What do you need to bring?
Although you aren't required to show ID to cast a vote in a provincial or municipal election, you are required to state your name and address so an election officer can find your name on the list of electors.
ID may be required if you are a first-time voter. The ID has to show your name, current address and signature. A driver's licence contains all three.
Other accepted forms of ID are:
- A lease agreement.
- Utility bill.
- Student ID.
- Other documents that provide all three requirements.
- A friend who is on the voters list who can vouch for your residency.
And no, you can't take a selfie in the voting booth.
Kimberly Poffenroth, chief electoral officer, said you can bring your phone but you can't use it.
"We are going to have at our campus locations selfie walls," she said. "So once you step away from the actual poll, you'll be able to take a picture and #IVoted."

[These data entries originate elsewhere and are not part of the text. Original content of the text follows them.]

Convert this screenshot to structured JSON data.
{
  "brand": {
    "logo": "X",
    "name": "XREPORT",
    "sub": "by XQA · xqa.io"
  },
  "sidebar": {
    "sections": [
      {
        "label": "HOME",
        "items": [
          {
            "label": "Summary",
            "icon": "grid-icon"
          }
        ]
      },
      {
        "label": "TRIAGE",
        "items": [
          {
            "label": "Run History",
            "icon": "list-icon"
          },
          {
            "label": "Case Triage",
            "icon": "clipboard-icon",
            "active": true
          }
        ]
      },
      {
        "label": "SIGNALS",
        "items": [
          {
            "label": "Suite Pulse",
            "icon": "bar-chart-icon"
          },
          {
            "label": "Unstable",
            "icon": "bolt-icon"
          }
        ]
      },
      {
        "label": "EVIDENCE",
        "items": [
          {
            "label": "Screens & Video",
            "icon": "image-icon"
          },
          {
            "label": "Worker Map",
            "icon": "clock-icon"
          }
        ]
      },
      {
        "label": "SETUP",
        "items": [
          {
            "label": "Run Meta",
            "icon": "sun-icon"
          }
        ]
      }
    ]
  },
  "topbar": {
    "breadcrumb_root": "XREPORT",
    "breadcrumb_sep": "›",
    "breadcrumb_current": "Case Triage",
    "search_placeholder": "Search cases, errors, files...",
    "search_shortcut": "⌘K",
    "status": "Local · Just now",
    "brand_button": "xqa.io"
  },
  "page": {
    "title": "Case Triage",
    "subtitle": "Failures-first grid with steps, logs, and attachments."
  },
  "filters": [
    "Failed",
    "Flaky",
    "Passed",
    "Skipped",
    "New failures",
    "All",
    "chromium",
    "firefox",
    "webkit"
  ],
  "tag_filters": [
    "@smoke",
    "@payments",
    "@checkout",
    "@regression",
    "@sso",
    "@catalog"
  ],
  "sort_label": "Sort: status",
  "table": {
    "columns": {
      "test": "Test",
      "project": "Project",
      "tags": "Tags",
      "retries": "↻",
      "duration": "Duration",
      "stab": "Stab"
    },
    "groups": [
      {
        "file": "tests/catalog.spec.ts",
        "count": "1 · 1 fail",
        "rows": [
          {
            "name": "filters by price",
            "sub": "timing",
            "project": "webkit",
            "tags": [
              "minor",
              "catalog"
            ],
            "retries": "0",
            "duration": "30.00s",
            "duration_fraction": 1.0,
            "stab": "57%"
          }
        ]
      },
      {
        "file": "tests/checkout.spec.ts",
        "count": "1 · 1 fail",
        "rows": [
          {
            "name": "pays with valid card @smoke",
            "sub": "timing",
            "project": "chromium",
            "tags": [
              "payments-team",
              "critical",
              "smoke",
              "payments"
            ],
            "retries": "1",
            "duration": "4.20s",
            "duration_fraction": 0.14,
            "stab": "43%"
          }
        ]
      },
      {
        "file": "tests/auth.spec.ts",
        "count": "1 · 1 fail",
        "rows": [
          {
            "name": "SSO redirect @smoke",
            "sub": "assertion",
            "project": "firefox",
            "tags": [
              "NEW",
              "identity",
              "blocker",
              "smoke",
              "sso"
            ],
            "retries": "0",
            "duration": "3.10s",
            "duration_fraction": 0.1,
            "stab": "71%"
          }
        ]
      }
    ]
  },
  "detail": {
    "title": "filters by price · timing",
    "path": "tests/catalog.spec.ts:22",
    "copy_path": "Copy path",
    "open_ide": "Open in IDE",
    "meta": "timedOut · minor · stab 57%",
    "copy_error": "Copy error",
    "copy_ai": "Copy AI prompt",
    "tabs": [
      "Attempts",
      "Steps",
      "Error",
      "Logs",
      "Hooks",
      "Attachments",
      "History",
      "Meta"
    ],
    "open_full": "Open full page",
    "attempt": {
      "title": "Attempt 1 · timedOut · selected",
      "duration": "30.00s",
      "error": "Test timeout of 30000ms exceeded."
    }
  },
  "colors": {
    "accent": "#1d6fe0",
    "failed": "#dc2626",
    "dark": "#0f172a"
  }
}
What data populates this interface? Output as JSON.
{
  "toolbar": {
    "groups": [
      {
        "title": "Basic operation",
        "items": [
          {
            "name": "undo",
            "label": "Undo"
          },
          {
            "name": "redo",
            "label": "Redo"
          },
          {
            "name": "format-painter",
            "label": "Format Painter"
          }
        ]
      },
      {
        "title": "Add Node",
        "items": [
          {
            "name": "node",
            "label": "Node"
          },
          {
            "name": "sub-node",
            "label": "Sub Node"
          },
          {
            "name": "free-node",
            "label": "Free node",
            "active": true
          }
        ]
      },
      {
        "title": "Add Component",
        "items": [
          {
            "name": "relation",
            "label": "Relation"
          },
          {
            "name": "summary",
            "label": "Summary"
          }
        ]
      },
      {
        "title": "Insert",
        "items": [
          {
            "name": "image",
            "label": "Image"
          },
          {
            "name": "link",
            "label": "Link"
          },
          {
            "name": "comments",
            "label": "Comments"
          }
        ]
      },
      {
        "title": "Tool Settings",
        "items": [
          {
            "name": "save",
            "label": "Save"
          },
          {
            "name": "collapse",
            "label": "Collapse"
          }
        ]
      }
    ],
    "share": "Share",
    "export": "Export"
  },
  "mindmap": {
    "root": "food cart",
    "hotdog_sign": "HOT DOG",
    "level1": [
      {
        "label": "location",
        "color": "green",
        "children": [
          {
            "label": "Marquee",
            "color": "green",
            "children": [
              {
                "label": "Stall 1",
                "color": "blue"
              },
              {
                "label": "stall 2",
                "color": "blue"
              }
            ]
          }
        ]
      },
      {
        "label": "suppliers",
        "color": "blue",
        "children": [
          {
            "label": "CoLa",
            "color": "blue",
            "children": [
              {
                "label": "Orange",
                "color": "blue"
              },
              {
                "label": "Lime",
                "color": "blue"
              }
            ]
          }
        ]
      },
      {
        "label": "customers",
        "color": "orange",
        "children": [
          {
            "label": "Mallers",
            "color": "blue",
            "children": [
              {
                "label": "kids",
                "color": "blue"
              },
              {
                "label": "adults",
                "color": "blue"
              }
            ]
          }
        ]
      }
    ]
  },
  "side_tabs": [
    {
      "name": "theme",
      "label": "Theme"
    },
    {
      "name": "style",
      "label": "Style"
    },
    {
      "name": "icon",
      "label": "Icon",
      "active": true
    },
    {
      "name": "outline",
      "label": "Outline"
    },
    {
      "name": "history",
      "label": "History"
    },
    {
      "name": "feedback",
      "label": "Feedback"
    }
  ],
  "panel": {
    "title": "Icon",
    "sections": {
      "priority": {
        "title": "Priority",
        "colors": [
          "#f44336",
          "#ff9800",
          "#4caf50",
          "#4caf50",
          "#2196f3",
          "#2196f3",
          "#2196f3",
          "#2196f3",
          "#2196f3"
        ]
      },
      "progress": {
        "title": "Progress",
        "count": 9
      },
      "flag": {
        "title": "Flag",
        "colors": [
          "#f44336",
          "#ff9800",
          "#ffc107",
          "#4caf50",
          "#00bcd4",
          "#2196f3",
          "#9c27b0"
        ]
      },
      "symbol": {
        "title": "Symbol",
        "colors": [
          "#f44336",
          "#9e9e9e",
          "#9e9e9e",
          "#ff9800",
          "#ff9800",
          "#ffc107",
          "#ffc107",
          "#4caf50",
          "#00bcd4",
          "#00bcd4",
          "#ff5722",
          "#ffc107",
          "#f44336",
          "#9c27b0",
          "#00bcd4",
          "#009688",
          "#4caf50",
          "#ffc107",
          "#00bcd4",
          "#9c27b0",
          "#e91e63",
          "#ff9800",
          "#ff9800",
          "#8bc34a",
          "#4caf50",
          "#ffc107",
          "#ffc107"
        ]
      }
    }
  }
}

When can I vote on Sept. 24?
Polls will be open on election day from 10 a.m. to 8 p.m.
Elections New Brunswick says your employer has to give you three hours to vote. Employees scheduled to work must be paid for the time off for voting.
Political parties and leaders
Poffenroth said one of the most common questions her organization are about where to vote and how much money can parties spend on advertising and their campaigns.
"If they run candidates in all 49 ridings they are entitled to spend approximately $1.1 million," she said.
Poffenroth said the money that can be given to different ridings varies, based on the number of eligible electors.
To check out the parties and leaders in their own words, try: